City to Hold Emergency Response Training for Residents

Most United States adults are familiar with the occasional radio and television officious verbal statement, “This is only a test,” that inevitably would interrupt the climax moment of a television show or the winning grand slam of a pivotal baseball game. But, in an effort to be prepared for any emergency, the Federal Emergency Management Agency (FEMA), in coordination with the Federal Communications Commission (FCC), will be conducting the fourth nation-wide tests of the Emergency Alert System (EAS) and the Wireless Emergency Alert (WEA) on Thursday, Sept. 20, 2018.

The tests will assess the operational readiness of the infrastructure for distribution of a national message and determine whether any technological improvements are needed.
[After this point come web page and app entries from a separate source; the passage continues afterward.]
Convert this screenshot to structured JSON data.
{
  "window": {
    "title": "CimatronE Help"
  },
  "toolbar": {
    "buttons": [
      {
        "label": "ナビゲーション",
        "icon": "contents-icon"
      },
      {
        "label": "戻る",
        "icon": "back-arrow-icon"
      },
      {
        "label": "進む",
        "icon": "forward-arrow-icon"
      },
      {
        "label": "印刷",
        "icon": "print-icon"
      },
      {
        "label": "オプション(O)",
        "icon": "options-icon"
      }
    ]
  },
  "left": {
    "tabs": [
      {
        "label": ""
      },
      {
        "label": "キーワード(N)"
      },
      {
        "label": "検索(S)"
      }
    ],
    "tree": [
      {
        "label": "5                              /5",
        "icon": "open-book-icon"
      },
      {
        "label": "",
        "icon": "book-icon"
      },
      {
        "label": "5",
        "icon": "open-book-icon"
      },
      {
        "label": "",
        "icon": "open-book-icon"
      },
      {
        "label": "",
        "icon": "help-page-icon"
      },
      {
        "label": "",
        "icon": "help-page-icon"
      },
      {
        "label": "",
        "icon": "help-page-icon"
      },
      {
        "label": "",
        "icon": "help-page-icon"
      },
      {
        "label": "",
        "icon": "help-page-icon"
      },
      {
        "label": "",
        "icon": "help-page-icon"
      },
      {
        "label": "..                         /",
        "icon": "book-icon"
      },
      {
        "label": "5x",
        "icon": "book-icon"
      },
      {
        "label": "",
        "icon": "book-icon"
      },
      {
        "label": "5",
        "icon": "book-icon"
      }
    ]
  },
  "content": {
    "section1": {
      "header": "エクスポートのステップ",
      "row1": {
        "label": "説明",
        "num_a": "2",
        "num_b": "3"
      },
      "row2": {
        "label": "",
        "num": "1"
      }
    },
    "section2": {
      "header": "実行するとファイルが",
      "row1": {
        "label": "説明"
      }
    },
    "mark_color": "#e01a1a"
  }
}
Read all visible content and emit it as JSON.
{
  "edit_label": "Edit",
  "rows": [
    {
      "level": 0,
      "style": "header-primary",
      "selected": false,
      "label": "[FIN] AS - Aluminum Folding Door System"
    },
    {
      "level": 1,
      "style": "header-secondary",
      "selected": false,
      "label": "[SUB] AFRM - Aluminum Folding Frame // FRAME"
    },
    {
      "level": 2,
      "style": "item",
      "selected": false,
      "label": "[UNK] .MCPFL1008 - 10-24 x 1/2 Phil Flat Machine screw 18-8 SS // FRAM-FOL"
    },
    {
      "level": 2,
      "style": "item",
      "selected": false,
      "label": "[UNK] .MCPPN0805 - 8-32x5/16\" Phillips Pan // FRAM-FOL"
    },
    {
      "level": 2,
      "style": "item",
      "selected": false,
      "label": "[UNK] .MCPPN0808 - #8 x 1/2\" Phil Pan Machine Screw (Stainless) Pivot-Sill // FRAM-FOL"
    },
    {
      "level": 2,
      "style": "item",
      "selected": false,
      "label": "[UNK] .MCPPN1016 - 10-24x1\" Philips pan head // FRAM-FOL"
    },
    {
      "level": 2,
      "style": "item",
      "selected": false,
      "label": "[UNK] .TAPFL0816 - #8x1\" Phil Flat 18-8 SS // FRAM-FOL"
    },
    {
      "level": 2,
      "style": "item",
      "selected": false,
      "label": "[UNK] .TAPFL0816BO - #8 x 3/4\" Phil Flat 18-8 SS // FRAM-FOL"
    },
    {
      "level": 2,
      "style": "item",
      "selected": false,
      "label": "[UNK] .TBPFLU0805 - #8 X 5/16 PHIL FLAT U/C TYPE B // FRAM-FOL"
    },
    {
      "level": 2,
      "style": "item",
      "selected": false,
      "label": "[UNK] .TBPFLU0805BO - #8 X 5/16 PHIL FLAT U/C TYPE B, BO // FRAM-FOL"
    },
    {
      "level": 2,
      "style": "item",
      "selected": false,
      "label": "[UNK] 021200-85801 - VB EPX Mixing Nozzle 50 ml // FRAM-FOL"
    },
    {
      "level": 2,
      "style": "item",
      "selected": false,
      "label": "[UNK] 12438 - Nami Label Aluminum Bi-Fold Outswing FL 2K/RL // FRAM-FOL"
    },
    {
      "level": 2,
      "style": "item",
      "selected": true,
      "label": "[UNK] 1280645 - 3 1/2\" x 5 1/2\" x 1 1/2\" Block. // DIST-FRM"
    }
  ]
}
The WEA test will be sent through the Integrated Public Alert and Warning System (IPAWS), the nation’s modern alert and warning infrastructure that automatically authenticates alerts. Cell towers will broadcast the WEA test, at 2:18 p.m. EDT (11:18 a.m. CDT – California time), and cell phones that are switched on and within range of an active cell tower should be capable of receiving the test message. Cell phones should only receive the message once.

The national level EAS is a public alert and warning system. The system allows the President of the United States to address the American public during extreme emergencies. The upcoming test may look like regular, local EAS tests that most people are familiar with, but there may be some differences in what viewers will see and hear. The EAS portion of the testing will follows the first test at 2:20 p.m. EDT (11:20 a.m. CDT – California time).

During the test the public will hear the message indicating “this is a test.” The audio message will be the same for radio, television and cable. With this test, television viewers will see the EAS message scrolling across their television screens, however, the printed, scrolling message may not include the words “this is a test.

It is important to both listen and watch your television if your machine is on. If you see this message without the words “this is a test” please do not call 911 as this is only a test. If you have an actual emergency, then call 911. At the conclusion of the test regular programming will resume.

Local residents can find more information and links to both FEMA and the FCC’s information pages by visiting the San Bernardino County Fire web-site @ www.sbcfire.org. This site also provides information on how to prepare for and stay informed about what to do in the event of an actual emergency. That information can also be found at www.ready.gov.